The boat, named CRAIC after the Irish word for a good sociable time, was so brand-new when Matt trailered her up to Sail Caledonia to test her, that even Claus had not seen her and was still sailing his old boat. I liked CRAIC’s slim shape and the versatile yawl rig that can cope with strong winds.

The gunter mast can be stepped or lowered down in its hinged tabernacle, its topmast and the mizzen spar being light carbon fiber enclosed in luff pockets like a windsurfer. This reduces turbulence on the leading edge and adds a bit more sail area, and CRAIC sails very close to the wind. The self-tacking jib is set on roller-furling gear and tacks easily with its club boom. For stowage, the mizzen wraps on its round carbon-fiber mast; the mainsail can be similarly furled if the gooseneck is disengaged. The sprit on the mainsail means that the spar is well above head height, yet the sail is well supported. Slab reefing is still possible, with cringles near the mast, or the main can simply be dropped. CRAIC rows well, her topsides are low enough, and the rudder slightly down gives directional stability. The thwarts are removable to clear space for sailing. Everything works so easily.

SeaRaiderPhoto by Kathy Mansfield

SeaRaider’s gunter rig is easily un- stepped and stowed aboard.While primarily a sailing boat, she can be rowed handily when conditions require.

I joined CRAIC the day of her first real trial early in the week on Loch Lochy, on a crisp early summer’s day, the mountains circling the loch rising blue-green into the sky. The wind was gusty, between 8 and 18 knots, and designer Iain Oughtred had been invited to take the helm. The wind died as the race started but then returned strongly, and we set off on an exhilarating tacking duel with the Beetle whaleboat replica MOLLY, 6′ longer than our boat. Claus watched with incredulity as his new boat took off through the fleet “like a knife through butter,” he later told us, and left the rest of the fleet behind.

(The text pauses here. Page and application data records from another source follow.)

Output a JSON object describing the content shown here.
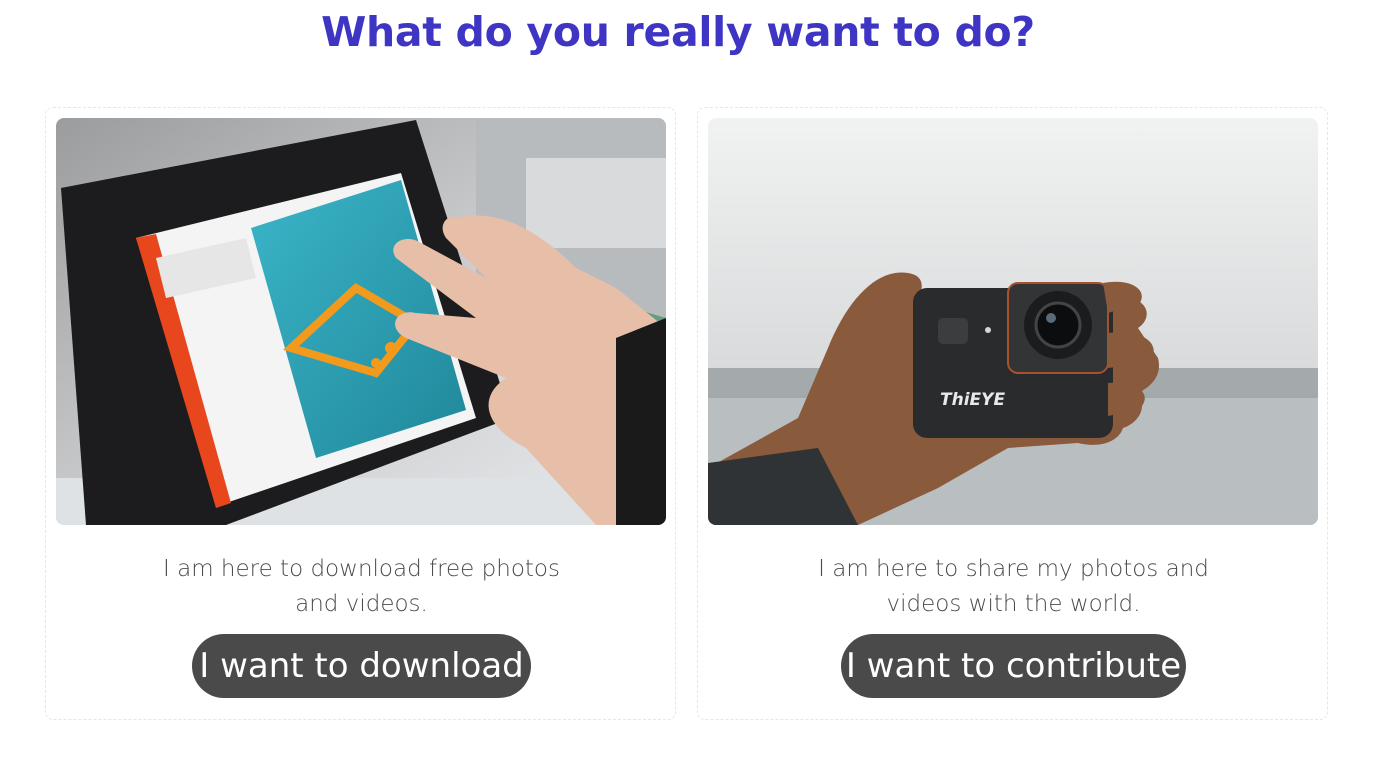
{
  "heading": "What do you really want to do?",
  "colors": {
    "heading": "#3f35c4",
    "button_bg": "#4a4a4a",
    "button_text": "#ffffff",
    "body_text": "#4a4a4a"
  },
  "cards": [
    {
      "image": "tablet-touchscreen-photo",
      "description_line1": "I am here to download free photos",
      "description_line2": "and videos.",
      "button_label": "I want to download"
    },
    {
      "image": "action-camera-in-hand-photo",
      "camera_brand": "ThiEYE",
      "description_line1": "I am here to share my photos and",
      "description_line2": "videos with the world.",
      "button_label": "I want to contribute"
    }
  ]
}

Our delight simmered down as the unsettled weather and the mountains began to throw longer and heavier gusts our direction, and whitecaps became trailing spume. Gusts up to 33 knots were coming our way, but Iain was curious to see what CRAIC was capable of and kept heading up, spilling a bit of wind when needed. We could have reefed the main, of course, or taken it down entirely; she sails well under jib and mizzen.

We turned onto the downwind leg, and Matt clocked 8.7 knots on his GPS before the boat with its four crew suddenly rose up a few inches and started planing. There was too much spray to read the GPS, but Matt had already reached speeds of over 10 knots in her in Wales. “It’s like a Nantucket sleigh ride, coasting behind a whale,” I thought to myself as I held on tight to my camera. At the next buoy we stopped to put in a reef, and by the time we reached our destination, the wind was an indolent breeze.

But CRAIC’s star had risen, Swallow Boats had achieved their biggest design breakthrough, and Claus was bursting with pride that he had been part of the project. Since then the boat has sailed in Raids in France and Italy, its design adapted to the BayRaider and cabin versions, selling through Europe and now to the U.S., and Claus’s pleasure has only increased.


The SeaRaider’s lines show a narrow, easily driven, sheet-plywood hull that, due to its water-ballast tanks, is unexpectedly stable. The gunter rig’s spars are built of carbon fiber.

This Boat Profile was published in Small Boats 2010 and appears here as archival material. Swallow Boats is now Swallow Yachts and the Sea Raider is no longer in production. See their website for current models.